“I can simply never thank all of you enough for the sacrifices you have made, and the patience you have shown, during these last difficult months.

“One of the continuing consolations of this year has been seeing how often the worst of times have brought out the very best in people.

“Our health and care workers, in particular, have shown the most extraordinary dedication, in the most testing of circumstances. The entire country is grateful for your efforts.

“But there are so many other examples too. When we asked for volunteers to help people in their local communities, more than 40,000 people signed up in the first 48 hours alone.

“Thousands of others signed up for vaccine trials, or helped to track Covid symptoms.

“And many more of you supported charities and local businesses; or helped in your local communities; or kept in touch with neighbours and friends who otherwise would have been lonely.

“These have all been points of brightness in dark times. They have reminded us again of what truly matters in life - kindness, compassion, solidarity and love.

“As we look forward to 2021 – for all the difficulties that still lie ahead - there is a lot we can now look forward to.

“Tens of thousands of people in Scotland have now received their first vaccination against Covid.

“And that number will grow in the weeks and months ahead.

“2021 will also see the expansion of free nursery care, the introduction of the Scottish Child payment to tackle child poverty, and the first full year of Scotland’s new investment bank. As we rebuild after this pandemic, we can, we must, focus on making Scotland a fairer country and a greener country.

“And of course, towards the end of the year, the eyes of the world will be on Glasgow, and the COP 26 climate change summit – a gathering that has the potential to set the whole world on a path to a more sustainable future.

“So even as we reflect on this darkest of years, we can see light ahead.

“Of course our first priority must be to get through these next few weeks and months. They will be tough for all of us.

“So let’s stick with it, and stick together.

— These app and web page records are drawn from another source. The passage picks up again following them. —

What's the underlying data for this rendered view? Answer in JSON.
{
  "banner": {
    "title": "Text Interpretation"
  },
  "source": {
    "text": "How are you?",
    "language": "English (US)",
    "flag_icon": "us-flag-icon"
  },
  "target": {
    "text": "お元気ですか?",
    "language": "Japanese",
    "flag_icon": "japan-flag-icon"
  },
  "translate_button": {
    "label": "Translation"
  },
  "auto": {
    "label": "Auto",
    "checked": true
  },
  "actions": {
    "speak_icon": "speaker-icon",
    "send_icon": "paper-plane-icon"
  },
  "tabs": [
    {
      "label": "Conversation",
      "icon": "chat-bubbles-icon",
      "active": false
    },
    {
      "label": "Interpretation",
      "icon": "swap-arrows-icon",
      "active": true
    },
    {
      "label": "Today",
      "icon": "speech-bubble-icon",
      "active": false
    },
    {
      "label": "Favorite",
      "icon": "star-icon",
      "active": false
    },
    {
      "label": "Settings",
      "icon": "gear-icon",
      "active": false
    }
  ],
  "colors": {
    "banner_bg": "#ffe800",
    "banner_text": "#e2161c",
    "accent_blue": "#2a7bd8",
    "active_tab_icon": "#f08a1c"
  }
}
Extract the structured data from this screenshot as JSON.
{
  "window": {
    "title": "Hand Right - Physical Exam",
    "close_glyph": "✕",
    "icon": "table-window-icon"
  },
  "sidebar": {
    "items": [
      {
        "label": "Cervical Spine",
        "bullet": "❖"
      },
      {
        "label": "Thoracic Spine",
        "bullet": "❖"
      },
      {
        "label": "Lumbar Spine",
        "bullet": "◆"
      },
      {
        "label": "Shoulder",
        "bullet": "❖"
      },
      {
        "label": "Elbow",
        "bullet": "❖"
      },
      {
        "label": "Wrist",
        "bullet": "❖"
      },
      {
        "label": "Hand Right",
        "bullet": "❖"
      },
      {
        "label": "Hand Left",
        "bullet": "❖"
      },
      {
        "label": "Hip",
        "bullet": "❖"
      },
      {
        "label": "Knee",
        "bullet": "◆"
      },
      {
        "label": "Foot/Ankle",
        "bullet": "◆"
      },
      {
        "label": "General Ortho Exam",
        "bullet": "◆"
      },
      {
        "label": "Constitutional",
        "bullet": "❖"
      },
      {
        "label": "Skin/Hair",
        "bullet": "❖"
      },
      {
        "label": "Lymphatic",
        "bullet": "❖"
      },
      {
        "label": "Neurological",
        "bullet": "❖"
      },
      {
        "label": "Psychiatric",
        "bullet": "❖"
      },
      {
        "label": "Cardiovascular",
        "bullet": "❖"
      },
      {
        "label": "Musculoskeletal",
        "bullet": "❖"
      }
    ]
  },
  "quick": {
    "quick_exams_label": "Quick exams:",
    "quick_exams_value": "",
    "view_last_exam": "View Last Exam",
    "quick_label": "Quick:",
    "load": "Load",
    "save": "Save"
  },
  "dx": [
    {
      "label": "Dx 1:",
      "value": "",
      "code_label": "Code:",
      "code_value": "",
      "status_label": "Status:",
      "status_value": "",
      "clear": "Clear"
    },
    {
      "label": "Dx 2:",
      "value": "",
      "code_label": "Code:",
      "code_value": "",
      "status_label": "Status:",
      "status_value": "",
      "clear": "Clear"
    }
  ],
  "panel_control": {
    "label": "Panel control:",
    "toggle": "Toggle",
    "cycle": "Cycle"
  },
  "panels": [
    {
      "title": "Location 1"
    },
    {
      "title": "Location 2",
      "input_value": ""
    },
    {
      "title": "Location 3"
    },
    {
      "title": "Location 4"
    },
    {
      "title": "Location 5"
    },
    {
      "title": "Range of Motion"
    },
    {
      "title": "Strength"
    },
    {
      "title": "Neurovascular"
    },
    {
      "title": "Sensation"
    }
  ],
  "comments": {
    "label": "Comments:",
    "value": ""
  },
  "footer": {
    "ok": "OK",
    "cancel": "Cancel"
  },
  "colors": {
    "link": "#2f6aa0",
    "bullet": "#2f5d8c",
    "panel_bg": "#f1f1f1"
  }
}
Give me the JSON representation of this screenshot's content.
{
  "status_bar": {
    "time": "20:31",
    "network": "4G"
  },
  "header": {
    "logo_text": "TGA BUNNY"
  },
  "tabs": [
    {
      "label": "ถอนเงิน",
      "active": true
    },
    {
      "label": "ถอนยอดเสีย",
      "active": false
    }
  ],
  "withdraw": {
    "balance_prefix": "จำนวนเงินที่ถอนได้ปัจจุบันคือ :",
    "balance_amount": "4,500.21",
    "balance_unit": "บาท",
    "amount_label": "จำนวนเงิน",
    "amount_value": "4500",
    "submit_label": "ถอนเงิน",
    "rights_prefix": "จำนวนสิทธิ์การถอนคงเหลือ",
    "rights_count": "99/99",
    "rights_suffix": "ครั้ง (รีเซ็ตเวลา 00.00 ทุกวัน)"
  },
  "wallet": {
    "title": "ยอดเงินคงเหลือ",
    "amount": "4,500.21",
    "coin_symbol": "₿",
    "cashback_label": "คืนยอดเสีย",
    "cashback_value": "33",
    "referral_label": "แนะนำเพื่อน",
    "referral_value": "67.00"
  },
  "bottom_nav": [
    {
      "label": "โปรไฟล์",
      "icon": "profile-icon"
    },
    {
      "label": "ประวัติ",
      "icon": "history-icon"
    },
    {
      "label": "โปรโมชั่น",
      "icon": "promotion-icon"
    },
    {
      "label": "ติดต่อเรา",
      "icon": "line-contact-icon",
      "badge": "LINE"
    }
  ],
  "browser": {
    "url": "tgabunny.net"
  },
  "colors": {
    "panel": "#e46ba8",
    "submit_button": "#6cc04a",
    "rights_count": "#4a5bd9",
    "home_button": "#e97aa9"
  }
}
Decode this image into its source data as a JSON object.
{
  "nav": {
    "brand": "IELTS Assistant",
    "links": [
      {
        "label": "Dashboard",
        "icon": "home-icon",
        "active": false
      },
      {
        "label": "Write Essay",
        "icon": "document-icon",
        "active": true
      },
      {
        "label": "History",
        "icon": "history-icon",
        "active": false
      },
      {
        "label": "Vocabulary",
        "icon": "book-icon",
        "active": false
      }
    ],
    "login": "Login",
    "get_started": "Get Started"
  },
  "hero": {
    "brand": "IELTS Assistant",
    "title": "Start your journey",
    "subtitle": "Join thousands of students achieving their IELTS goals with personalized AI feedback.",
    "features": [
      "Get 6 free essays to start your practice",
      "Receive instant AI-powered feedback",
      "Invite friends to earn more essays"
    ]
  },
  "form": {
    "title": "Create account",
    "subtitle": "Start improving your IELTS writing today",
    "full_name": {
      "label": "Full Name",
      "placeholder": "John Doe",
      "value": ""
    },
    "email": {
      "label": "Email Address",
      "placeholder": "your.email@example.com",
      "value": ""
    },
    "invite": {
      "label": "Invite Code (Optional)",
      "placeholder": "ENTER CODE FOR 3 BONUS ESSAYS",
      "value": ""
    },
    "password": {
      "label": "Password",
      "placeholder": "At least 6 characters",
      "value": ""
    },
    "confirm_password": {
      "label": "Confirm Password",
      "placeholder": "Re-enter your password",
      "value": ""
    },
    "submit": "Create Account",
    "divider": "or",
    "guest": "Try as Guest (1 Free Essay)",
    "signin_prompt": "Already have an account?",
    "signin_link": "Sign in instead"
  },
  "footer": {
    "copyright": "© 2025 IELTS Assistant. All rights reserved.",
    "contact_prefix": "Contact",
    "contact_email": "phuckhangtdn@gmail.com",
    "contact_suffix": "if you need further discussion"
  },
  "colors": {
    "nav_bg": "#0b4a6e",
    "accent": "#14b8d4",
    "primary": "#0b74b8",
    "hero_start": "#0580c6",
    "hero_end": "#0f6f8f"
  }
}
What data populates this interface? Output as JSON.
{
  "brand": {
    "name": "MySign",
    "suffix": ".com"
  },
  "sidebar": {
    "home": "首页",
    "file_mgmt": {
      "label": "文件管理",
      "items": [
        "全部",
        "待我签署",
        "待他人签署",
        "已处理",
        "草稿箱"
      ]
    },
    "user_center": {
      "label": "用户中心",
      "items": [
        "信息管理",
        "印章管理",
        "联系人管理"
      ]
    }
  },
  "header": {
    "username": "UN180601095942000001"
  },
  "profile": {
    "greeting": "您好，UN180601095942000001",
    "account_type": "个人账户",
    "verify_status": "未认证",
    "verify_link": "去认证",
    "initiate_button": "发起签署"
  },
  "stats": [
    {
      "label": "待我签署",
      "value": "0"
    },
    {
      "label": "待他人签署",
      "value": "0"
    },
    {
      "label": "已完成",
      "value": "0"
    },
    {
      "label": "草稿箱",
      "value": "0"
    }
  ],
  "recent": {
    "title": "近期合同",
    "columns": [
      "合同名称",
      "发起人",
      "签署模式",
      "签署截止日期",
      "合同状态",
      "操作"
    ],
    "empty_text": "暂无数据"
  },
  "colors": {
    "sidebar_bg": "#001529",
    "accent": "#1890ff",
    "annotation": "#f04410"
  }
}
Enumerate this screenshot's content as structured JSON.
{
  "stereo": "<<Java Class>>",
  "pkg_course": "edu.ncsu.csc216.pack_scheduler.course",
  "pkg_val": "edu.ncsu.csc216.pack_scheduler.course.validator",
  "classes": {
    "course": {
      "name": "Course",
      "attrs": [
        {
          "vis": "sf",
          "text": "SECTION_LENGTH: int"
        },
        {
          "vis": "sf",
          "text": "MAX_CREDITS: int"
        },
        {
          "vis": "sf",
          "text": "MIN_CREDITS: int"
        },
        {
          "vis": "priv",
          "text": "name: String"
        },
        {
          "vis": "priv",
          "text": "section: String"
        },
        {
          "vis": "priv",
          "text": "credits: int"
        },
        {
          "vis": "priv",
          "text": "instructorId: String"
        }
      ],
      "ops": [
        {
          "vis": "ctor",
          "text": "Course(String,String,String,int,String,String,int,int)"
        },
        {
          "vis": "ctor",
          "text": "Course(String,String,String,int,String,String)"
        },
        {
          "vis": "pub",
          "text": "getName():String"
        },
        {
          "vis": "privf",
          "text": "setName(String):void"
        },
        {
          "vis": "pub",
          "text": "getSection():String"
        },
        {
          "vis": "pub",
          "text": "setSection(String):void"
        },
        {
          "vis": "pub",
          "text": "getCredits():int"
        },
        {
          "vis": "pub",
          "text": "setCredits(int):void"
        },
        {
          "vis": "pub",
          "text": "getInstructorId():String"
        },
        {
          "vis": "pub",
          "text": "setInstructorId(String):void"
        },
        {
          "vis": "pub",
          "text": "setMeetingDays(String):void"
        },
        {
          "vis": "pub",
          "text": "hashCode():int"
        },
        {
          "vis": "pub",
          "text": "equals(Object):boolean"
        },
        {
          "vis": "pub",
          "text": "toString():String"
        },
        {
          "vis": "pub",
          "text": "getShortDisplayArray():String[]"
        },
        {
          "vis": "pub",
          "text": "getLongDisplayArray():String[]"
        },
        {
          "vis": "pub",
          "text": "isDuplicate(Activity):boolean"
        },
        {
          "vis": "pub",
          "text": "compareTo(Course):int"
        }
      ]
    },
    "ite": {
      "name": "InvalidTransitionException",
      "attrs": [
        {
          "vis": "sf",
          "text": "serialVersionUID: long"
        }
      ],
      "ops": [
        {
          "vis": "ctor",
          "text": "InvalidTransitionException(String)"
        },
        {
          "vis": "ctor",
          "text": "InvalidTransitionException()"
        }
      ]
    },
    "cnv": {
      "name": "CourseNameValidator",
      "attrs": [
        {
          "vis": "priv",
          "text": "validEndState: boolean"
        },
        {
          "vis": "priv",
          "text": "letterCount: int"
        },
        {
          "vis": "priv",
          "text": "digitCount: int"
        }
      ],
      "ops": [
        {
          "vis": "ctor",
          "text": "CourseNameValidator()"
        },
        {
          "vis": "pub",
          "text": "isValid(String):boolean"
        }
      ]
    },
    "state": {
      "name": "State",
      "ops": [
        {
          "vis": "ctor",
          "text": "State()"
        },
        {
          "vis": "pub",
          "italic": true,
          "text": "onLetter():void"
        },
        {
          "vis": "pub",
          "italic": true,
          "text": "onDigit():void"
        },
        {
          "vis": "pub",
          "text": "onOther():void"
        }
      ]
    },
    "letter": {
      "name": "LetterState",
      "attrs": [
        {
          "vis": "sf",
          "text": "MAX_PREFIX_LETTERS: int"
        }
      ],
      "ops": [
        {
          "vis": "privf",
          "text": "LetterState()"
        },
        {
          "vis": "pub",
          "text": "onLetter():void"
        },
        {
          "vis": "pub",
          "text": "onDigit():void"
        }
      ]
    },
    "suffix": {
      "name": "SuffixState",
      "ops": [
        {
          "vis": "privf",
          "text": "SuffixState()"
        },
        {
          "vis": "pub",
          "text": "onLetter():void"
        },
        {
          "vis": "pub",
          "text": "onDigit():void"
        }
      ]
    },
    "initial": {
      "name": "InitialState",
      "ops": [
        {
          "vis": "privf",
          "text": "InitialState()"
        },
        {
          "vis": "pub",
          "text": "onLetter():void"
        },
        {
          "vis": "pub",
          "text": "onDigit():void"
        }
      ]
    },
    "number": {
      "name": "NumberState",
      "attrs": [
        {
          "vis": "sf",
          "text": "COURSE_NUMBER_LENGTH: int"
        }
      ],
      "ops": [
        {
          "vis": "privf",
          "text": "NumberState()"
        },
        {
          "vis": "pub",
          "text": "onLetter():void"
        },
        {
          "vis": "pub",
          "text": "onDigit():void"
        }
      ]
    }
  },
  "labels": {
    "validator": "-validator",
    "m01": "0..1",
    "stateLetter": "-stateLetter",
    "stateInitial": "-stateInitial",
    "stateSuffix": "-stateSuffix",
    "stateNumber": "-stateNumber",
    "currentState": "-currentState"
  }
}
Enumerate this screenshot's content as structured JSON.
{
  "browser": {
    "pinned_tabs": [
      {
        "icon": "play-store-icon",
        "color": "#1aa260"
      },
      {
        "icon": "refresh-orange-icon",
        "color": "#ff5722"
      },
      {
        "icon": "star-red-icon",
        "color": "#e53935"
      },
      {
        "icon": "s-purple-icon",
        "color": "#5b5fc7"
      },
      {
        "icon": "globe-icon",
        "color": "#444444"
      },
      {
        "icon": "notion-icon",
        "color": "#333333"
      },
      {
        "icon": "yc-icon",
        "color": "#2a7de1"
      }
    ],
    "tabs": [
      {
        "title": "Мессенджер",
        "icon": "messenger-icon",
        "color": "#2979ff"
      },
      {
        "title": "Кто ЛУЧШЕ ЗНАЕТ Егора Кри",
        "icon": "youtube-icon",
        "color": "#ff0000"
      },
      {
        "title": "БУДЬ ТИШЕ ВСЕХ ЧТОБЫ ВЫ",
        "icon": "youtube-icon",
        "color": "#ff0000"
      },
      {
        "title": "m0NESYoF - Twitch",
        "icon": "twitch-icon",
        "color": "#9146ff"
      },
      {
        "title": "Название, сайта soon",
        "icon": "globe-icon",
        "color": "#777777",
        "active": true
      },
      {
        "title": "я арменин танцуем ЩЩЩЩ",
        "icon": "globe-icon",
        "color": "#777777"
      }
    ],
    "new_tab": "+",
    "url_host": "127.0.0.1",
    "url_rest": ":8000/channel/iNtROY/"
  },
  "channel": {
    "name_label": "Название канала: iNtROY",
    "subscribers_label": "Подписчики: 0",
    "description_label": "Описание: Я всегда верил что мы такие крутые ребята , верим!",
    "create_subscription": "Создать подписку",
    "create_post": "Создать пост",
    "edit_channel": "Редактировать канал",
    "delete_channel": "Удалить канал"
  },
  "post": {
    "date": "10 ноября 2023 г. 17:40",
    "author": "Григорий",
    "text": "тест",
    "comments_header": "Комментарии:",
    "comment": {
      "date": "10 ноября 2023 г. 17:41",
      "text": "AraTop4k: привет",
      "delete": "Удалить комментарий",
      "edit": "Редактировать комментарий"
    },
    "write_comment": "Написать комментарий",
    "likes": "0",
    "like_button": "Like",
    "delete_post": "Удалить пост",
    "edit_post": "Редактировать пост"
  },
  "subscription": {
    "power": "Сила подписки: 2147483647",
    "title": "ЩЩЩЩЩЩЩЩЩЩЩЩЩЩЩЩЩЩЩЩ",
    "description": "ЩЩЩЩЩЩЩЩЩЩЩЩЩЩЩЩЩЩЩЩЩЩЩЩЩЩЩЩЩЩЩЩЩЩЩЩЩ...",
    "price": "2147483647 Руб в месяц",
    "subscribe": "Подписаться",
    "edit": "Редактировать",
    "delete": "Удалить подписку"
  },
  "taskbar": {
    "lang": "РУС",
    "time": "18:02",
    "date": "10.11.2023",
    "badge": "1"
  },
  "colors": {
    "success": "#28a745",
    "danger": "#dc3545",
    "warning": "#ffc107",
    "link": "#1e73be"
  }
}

“Let’s continue to show each other kindness, compassion, and love.

“And let’s all of us resolve to make 2021 Scotland’s year of recovery.

“I wish all of you a Happy New Year.”